#### [DESCRIPTION OF THE TASK]
Count the lines of the listing below where "speak" shows up, and please answer with that number only.
┄┄┄┄┄┄┄┄┄┄┄┄┄┄┄┄┄┄┄┄
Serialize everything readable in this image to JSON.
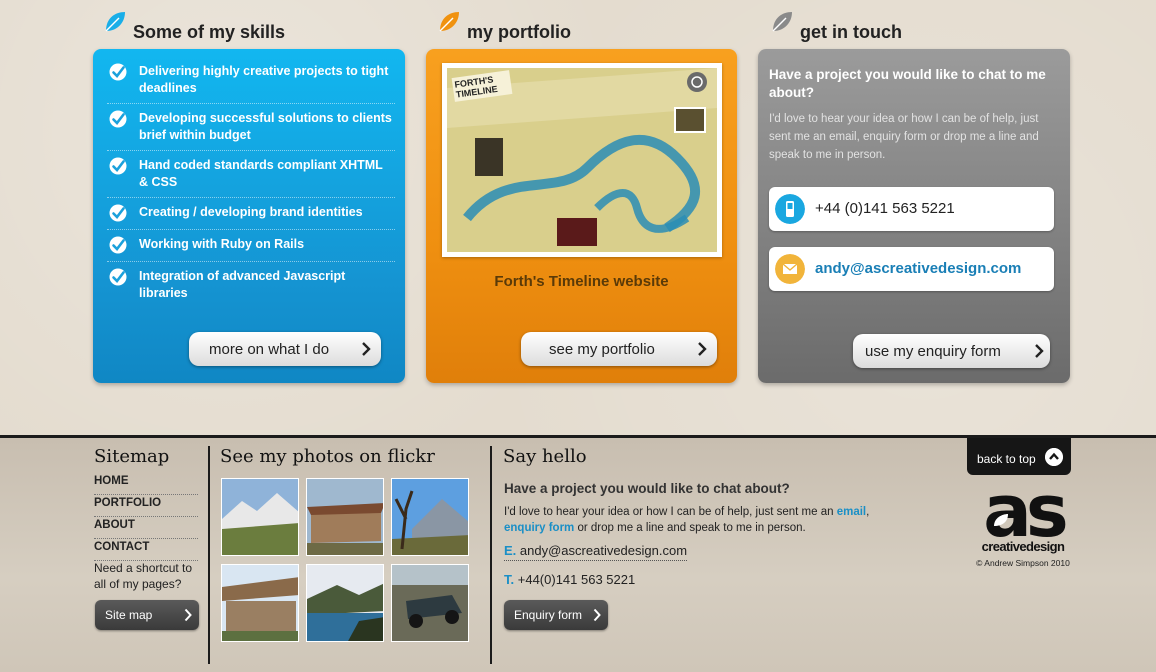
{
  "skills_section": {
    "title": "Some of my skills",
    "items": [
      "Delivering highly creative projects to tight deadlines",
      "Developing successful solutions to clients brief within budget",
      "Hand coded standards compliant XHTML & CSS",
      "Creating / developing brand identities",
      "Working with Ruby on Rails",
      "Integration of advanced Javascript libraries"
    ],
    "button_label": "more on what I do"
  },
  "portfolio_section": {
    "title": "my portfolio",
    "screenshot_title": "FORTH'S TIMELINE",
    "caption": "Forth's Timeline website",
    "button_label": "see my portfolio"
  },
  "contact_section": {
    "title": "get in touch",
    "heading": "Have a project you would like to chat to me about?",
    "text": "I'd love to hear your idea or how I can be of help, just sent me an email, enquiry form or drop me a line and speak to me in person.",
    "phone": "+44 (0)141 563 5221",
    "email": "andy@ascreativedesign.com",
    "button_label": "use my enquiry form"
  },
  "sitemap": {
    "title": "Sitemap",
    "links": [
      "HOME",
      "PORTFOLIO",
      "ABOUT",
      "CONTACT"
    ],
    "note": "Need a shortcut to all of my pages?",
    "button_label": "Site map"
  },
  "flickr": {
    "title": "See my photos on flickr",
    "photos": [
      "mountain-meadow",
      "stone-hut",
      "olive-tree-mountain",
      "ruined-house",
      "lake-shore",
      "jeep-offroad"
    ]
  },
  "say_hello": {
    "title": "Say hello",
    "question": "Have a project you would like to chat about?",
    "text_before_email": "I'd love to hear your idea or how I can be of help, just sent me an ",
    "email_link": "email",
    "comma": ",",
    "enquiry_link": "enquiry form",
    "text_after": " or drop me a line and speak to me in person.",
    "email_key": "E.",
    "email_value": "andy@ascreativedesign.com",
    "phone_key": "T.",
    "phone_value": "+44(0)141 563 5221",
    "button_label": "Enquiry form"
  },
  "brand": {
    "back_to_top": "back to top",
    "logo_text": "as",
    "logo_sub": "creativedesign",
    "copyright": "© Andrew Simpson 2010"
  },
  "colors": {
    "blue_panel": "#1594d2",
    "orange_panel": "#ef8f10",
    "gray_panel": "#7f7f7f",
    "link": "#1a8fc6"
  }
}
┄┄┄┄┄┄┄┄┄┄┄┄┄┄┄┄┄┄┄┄
#### [ANSWER TO THIS TASK]
2